**The problem:**
Starting at the top line and ending at the bottom one, repeat the entries exactly and drop every picture.

══ Record excerpts

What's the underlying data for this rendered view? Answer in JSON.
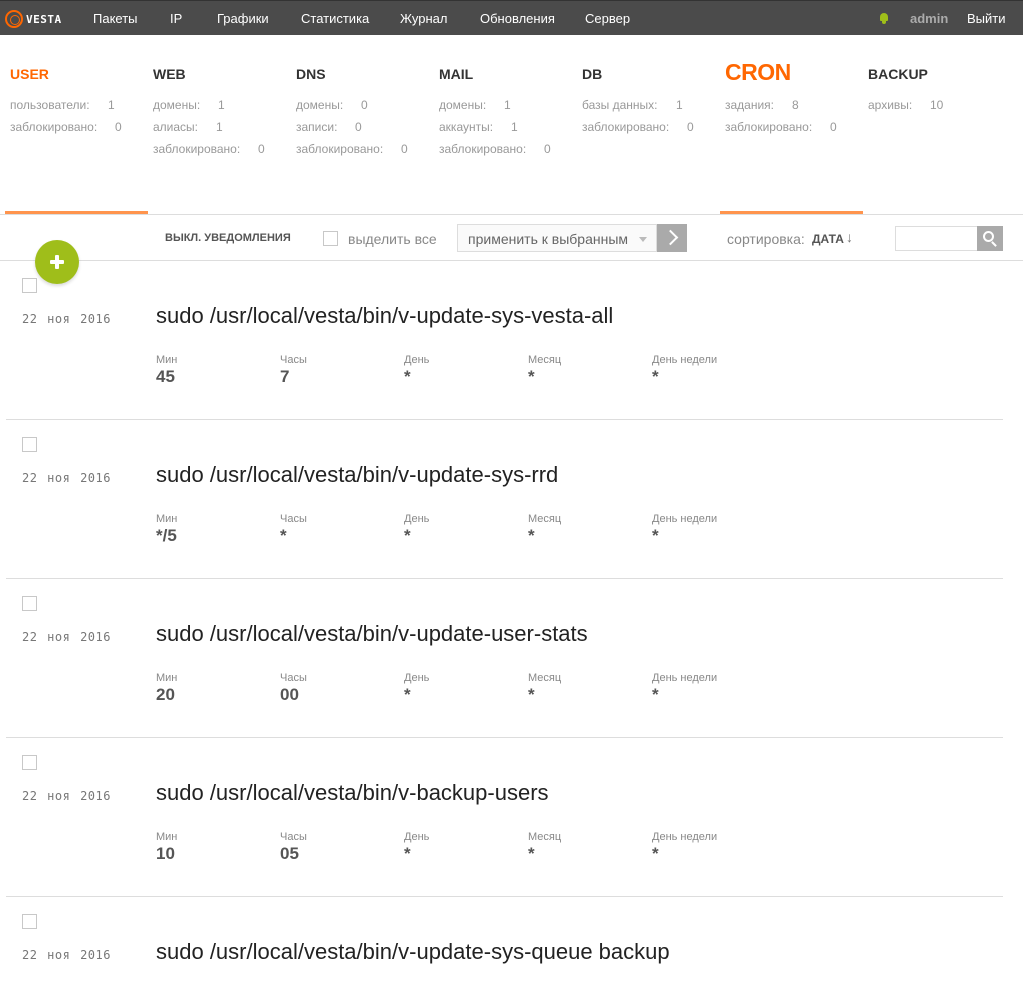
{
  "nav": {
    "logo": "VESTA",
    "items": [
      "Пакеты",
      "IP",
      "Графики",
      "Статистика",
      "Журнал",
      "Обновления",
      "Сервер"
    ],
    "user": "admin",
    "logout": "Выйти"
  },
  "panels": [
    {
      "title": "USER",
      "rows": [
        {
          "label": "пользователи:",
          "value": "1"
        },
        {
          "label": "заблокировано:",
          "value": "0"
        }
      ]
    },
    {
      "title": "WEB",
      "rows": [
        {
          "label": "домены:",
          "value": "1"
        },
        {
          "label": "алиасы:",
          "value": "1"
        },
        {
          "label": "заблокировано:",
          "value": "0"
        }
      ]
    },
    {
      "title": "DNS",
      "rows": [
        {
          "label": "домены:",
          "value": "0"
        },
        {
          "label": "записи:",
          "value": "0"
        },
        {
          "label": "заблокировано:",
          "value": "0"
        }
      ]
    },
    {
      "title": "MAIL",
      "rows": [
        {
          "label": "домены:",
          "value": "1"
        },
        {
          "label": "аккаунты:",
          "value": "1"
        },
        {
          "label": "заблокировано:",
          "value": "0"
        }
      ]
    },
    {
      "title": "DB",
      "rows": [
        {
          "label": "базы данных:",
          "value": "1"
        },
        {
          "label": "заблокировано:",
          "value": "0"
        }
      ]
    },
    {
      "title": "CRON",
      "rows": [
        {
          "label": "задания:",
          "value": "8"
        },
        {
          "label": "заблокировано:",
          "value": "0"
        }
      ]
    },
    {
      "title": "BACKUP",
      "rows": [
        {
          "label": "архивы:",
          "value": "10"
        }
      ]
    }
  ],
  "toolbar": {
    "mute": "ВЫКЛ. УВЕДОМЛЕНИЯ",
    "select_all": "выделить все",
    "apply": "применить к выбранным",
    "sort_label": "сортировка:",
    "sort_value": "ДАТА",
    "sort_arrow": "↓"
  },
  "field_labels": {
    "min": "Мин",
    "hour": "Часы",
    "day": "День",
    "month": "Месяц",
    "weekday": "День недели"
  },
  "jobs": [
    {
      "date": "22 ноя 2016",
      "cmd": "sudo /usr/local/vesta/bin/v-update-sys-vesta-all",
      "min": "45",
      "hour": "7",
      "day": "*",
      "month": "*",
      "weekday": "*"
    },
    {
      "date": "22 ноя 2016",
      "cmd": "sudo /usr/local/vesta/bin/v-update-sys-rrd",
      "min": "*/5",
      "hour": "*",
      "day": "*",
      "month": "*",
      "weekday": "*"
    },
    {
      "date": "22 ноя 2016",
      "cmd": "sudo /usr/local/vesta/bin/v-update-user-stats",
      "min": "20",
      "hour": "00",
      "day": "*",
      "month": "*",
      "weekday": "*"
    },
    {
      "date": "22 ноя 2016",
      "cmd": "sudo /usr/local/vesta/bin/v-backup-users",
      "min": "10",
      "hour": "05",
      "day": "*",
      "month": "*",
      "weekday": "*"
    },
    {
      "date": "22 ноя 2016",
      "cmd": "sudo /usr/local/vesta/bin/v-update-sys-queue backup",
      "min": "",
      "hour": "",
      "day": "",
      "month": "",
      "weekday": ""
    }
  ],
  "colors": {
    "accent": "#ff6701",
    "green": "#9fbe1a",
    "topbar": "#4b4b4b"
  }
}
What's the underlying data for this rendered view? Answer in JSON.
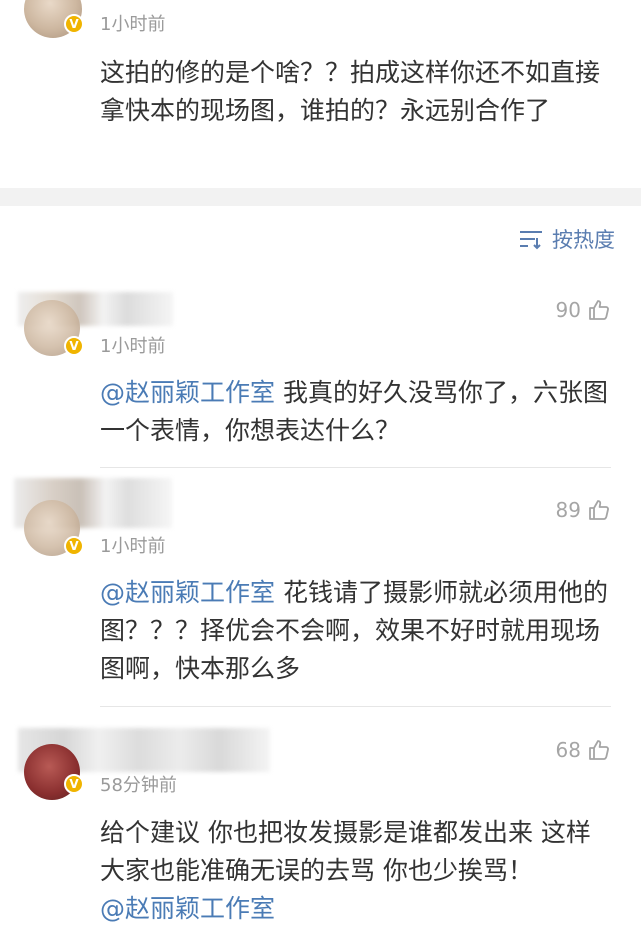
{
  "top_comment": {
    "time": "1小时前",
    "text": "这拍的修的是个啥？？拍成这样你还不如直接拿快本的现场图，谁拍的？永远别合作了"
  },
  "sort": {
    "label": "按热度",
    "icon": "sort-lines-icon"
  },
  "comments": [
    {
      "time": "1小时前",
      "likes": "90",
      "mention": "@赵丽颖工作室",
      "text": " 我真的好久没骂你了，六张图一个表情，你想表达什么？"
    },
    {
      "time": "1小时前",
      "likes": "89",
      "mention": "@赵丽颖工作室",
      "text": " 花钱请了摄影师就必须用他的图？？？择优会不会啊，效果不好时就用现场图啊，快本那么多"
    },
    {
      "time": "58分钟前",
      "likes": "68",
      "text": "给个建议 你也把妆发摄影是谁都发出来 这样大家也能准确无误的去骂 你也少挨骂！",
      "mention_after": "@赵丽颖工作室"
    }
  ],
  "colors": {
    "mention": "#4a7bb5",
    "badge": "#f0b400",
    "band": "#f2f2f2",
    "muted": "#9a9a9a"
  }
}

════

**Answer box:**
What's the underlying data for this rendered view? Answer in JSON.
{
  "nav": {
    "logo": "VESTA",
    "items": [
      "Пакеты",
      "IP",
      "Графики",
      "Статистика",
      "Журнал",
      "Обновления",
      "Сервер"
    ],
    "user": "admin",
    "logout": "Выйти"
  },
  "panels": [
    {
      "title": "USER",
      "rows": [
        {
          "label": "пользователи:",
          "value": "1"
        },
        {
          "label": "заблокировано:",
          "value": "0"
        }
      ]
    },
    {
      "title": "WEB",
      "rows": [
        {
          "label": "домены:",
          "value": "1"
        },
        {
          "label": "алиасы:",
          "value": "1"
        },
        {
          "label": "заблокировано:",
          "value": "0"
        }
      ]
    },
    {
      "title": "DNS",
      "rows": [
        {
          "label": "домены:",
          "value": "0"
        },
        {
          "label": "записи:",
          "value": "0"
        },
        {
          "label": "заблокировано:",
          "value": "0"
        }
      ]
    },
    {
      "title": "MAIL",
      "rows": [
        {
          "label": "домены:",
          "value": "1"
        },
        {
          "label": "аккаунты:",
          "value": "1"
        },
        {
          "label": "заблокировано:",
          "value": "0"
        }
      ]
    },
    {
      "title": "DB",
      "rows": [
        {
          "label": "базы данных:",
          "value": "1"
        },
        {
          "label": "заблокировано:",
          "value": "0"
        }
      ]
    },
    {
      "title": "CRON",
      "rows": [
        {
          "label": "задания:",
          "value": "8"
        },
        {
          "label": "заблокировано:",
          "value": "0"
        }
      ]
    },
    {
      "title": "BACKUP",
      "rows": [
        {
          "label": "архивы:",
          "value": "10"
        }
      ]
    }
  ],
  "toolbar": {
    "mute": "ВЫКЛ. УВЕДОМЛЕНИЯ",
    "select_all": "выделить все",
    "apply": "применить к выбранным",
    "sort_label": "сортировка:",
    "sort_value": "ДАТА",
    "sort_arrow": "↓"
  },
  "field_labels": {
    "min": "Мин",
    "hour": "Часы",
    "day": "День",
    "month": "Месяц",
    "weekday": "День недели"
  },
  "jobs": [
    {
      "date": "22 ноя 2016",
      "cmd": "sudo /usr/local/vesta/bin/v-update-sys-vesta-all",
      "min": "45",
      "hour": "7",
      "day": "*",
      "month": "*",
      "weekday": "*"
    },
    {
      "date": "22 ноя 2016",
      "cmd": "sudo /usr/local/vesta/bin/v-update-sys-rrd",
      "min": "*/5",
      "hour": "*",
      "day": "*",
      "month": "*",
      "weekday": "*"
    },
    {
      "date": "22 ноя 2016",
      "cmd": "sudo /usr/local/vesta/bin/v-update-user-stats",
      "min": "20",
      "hour": "00",
      "day": "*",
      "month": "*",
      "weekday": "*"
    },
    {
      "date": "22 ноя 2016",
      "cmd": "sudo /usr/local/vesta/bin/v-backup-users",
      "min": "10",
      "hour": "05",
      "day": "*",
      "month": "*",
      "weekday": "*"
    },
    {
      "date": "22 ноя 2016",
      "cmd": "sudo /usr/local/vesta/bin/v-update-sys-queue backup",
      "min": "",
      "hour": "",
      "day": "",
      "month": "",
      "weekday": ""
    }
  ],
  "colors": {
    "accent": "#ff6701",
    "green": "#9fbe1a",
    "topbar": "#4b4b4b"
  }
}
What's the underlying data for this rendered view? Answer in JSON.
{
  "top_comment": {
    "time": "1小时前",
    "text": "这拍的修的是个啥？？拍成这样你还不如直接拿快本的现场图，谁拍的？永远别合作了"
  },
  "sort": {
    "label": "按热度",
    "icon": "sort-lines-icon"
  },
  "comments": [
    {
      "time": "1小时前",
      "likes": "90",
      "mention": "@赵丽颖工作室",
      "text": " 我真的好久没骂你了，六张图一个表情，你想表达什么？"
    },
    {
      "time": "1小时前",
      "likes": "89",
      "mention": "@赵丽颖工作室",
      "text": " 花钱请了摄影师就必须用他的图？？？择优会不会啊，效果不好时就用现场图啊，快本那么多"
    },
    {
      "time": "58分钟前",
      "likes": "68",
      "text": "给个建议 你也把妆发摄影是谁都发出来 这样大家也能准确无误的去骂 你也少挨骂！",
      "mention_after": "@赵丽颖工作室"
    }
  ],
  "colors": {
    "mention": "#4a7bb5",
    "badge": "#f0b400",
    "band": "#f2f2f2",
    "muted": "#9a9a9a"
  }
}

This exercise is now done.